[WHAT THIS TASK INVOLVES] From the following material, say how many lines have "index" in them; write only the number.

BEGIN

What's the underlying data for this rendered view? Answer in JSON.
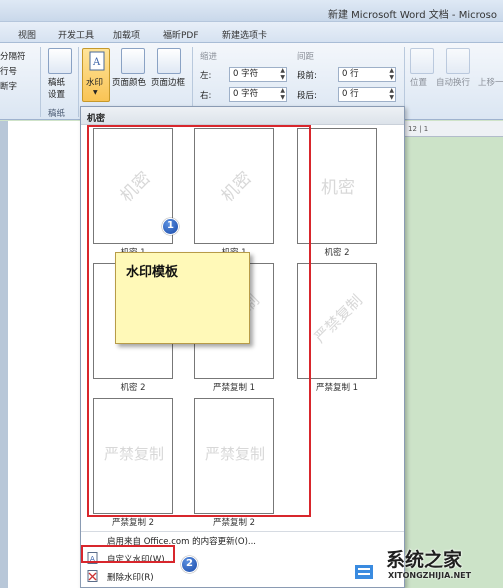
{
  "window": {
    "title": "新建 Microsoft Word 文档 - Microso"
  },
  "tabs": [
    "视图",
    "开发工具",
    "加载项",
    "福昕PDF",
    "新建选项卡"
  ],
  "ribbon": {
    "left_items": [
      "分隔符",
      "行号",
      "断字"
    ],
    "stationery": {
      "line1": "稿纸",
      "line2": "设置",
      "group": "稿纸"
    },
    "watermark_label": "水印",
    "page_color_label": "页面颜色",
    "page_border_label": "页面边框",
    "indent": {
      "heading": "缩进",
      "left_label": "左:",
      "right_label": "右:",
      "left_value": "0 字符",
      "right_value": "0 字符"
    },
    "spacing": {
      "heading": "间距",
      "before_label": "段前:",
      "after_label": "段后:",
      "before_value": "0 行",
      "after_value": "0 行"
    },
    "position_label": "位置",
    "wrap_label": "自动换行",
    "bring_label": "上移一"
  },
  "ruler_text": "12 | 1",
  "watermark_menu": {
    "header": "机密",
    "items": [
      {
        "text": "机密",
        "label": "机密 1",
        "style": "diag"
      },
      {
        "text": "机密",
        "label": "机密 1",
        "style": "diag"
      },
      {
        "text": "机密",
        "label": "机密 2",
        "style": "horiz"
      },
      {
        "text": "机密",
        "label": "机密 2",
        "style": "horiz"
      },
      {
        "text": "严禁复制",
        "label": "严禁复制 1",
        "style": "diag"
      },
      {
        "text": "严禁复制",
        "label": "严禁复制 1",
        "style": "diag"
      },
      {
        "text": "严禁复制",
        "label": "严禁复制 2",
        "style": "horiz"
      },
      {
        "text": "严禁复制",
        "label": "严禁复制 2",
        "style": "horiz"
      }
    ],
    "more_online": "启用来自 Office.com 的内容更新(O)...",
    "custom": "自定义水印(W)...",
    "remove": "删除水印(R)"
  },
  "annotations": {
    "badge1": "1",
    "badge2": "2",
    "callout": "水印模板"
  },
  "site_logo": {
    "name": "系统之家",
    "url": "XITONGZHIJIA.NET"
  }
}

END
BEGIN

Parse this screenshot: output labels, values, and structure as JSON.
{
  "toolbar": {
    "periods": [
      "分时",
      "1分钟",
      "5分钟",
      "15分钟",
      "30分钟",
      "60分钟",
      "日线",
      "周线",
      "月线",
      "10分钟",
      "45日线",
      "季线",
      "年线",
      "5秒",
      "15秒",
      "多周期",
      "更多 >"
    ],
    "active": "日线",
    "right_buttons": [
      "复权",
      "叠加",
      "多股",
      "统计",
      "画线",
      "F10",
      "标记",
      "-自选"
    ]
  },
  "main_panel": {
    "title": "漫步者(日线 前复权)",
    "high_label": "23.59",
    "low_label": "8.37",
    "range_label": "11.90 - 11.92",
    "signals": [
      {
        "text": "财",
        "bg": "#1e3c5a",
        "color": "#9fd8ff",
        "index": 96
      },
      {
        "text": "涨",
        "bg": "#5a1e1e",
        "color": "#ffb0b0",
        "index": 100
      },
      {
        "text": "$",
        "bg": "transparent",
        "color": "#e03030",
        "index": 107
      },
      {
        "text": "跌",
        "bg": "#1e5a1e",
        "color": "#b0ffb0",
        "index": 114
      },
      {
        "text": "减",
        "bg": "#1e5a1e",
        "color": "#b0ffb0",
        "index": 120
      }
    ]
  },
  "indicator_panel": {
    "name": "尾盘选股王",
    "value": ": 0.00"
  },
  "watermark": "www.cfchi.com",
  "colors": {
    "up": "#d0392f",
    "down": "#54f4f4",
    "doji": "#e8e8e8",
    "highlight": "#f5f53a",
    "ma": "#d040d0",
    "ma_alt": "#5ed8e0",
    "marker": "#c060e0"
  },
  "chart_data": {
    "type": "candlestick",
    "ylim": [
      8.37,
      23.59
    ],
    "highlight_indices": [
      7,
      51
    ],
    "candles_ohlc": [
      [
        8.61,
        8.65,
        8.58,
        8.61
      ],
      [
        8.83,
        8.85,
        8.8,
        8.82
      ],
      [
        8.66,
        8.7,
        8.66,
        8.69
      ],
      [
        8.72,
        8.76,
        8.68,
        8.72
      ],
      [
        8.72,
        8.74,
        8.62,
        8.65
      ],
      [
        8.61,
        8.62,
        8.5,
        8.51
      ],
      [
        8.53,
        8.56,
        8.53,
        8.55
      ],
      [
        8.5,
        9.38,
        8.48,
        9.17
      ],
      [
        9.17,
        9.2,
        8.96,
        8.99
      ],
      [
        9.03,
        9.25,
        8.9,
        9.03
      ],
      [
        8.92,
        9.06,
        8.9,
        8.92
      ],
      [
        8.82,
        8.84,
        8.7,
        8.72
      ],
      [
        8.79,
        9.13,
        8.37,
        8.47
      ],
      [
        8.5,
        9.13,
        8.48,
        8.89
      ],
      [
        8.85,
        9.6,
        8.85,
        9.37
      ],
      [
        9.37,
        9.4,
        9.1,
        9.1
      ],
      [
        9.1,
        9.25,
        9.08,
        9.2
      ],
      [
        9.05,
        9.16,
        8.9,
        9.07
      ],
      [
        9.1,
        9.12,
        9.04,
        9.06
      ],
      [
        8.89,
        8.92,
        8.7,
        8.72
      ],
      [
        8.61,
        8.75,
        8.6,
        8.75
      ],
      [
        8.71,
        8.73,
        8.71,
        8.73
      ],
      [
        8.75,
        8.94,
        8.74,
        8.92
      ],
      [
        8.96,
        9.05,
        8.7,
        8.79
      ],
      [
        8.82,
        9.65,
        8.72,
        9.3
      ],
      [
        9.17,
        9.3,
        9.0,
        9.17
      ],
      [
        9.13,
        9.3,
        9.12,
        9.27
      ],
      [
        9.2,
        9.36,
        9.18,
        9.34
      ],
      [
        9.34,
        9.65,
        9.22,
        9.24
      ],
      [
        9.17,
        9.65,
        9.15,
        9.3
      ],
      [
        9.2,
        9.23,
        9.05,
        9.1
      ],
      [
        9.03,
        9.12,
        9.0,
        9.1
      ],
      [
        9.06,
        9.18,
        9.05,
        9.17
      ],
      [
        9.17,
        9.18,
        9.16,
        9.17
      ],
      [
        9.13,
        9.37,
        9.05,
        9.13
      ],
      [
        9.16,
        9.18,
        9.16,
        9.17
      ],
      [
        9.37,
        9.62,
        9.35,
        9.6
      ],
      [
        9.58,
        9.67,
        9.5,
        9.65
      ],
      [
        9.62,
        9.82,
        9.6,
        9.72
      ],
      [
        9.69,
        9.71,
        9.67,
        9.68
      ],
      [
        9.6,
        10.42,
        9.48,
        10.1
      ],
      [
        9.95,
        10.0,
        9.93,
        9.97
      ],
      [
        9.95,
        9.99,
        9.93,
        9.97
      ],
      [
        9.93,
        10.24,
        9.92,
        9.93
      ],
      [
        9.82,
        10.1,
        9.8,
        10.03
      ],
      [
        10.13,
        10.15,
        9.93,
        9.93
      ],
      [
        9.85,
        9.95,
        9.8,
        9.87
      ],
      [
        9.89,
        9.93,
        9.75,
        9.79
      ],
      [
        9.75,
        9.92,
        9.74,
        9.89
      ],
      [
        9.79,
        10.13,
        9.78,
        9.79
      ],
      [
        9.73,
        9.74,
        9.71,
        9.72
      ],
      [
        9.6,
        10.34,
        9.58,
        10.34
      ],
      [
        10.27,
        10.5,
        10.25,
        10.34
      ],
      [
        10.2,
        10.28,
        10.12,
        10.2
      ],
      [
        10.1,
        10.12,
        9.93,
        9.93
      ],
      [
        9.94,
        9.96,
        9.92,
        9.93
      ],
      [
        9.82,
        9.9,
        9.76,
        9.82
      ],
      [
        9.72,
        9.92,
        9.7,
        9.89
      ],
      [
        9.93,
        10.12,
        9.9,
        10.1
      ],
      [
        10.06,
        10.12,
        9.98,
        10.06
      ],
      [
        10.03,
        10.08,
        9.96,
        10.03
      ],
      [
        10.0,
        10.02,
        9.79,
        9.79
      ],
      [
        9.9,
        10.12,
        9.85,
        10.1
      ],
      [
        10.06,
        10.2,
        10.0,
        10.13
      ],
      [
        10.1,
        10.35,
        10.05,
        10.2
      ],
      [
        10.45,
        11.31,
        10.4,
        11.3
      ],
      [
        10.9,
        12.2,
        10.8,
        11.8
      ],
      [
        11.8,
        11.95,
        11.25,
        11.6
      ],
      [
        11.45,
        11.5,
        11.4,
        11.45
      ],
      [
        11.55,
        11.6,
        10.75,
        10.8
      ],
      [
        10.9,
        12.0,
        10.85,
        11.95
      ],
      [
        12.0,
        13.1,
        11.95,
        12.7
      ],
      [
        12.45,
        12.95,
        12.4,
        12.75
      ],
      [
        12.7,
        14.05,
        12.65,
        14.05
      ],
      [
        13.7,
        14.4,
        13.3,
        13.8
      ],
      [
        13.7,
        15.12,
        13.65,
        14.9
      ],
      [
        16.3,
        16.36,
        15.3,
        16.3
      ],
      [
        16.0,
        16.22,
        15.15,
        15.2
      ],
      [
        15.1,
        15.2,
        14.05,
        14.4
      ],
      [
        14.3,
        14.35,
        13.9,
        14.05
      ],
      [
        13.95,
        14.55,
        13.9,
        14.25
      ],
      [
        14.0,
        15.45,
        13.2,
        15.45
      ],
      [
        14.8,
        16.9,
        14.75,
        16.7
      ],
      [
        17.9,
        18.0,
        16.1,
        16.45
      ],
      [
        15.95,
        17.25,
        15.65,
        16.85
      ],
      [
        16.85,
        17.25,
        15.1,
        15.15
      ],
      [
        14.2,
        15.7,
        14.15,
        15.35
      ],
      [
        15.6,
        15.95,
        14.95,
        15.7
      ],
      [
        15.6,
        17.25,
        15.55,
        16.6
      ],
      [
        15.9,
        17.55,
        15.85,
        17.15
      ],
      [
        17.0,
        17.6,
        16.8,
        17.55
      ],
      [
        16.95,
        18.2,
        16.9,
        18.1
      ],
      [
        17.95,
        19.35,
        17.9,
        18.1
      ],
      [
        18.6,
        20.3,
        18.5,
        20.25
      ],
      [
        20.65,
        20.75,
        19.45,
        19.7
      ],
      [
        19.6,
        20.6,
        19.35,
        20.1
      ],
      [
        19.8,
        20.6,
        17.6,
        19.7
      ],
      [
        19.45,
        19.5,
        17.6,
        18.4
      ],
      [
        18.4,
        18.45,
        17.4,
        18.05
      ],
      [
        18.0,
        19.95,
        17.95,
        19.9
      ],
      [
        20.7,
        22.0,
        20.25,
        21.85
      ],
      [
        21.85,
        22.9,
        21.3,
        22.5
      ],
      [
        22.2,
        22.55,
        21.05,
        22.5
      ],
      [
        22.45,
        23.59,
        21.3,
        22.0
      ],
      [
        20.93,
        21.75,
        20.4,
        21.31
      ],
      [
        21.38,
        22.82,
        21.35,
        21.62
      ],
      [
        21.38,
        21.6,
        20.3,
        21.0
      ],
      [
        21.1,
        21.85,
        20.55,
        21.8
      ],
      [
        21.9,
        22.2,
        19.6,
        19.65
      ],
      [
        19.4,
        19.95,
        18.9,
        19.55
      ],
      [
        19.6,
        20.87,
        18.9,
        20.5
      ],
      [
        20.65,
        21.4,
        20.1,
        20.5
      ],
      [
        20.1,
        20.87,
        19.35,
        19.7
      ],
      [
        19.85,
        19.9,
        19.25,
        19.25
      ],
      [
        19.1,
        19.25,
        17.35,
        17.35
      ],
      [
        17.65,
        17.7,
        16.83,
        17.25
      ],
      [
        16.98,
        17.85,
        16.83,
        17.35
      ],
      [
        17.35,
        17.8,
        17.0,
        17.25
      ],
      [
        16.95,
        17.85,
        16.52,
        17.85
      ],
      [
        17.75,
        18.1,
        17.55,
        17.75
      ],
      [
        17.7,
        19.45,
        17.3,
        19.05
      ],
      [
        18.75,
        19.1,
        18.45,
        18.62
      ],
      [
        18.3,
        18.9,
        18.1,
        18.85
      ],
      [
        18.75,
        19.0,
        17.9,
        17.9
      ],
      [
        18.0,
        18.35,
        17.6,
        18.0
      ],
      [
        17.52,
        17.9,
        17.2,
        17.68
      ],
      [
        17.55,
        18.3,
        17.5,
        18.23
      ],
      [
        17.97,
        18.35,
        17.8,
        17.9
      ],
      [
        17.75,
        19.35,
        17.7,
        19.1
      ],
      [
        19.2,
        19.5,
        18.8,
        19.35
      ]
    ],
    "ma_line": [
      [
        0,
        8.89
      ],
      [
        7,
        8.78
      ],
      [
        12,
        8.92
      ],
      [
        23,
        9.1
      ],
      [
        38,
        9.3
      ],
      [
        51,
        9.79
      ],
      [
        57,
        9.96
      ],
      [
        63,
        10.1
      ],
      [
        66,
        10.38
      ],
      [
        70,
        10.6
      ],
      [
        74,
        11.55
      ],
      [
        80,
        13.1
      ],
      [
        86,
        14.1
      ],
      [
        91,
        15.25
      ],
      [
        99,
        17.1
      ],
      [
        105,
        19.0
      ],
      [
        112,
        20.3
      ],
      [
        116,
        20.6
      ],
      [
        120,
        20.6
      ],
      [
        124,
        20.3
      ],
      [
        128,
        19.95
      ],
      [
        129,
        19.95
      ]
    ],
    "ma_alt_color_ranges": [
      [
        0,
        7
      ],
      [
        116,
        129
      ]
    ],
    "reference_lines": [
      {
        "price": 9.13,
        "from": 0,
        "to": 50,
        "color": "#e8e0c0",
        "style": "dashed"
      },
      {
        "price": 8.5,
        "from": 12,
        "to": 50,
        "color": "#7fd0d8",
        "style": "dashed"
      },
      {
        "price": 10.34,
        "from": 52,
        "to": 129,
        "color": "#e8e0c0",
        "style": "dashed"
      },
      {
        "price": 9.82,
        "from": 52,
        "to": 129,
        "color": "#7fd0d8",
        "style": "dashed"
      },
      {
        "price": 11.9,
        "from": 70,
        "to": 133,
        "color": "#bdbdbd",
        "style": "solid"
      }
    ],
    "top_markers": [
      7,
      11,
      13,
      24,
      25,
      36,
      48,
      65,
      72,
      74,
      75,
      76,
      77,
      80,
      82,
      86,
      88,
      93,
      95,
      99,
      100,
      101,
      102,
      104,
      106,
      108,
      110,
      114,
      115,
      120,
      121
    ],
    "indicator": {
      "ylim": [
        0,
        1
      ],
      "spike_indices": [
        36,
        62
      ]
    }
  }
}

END

[RESPONSE] 5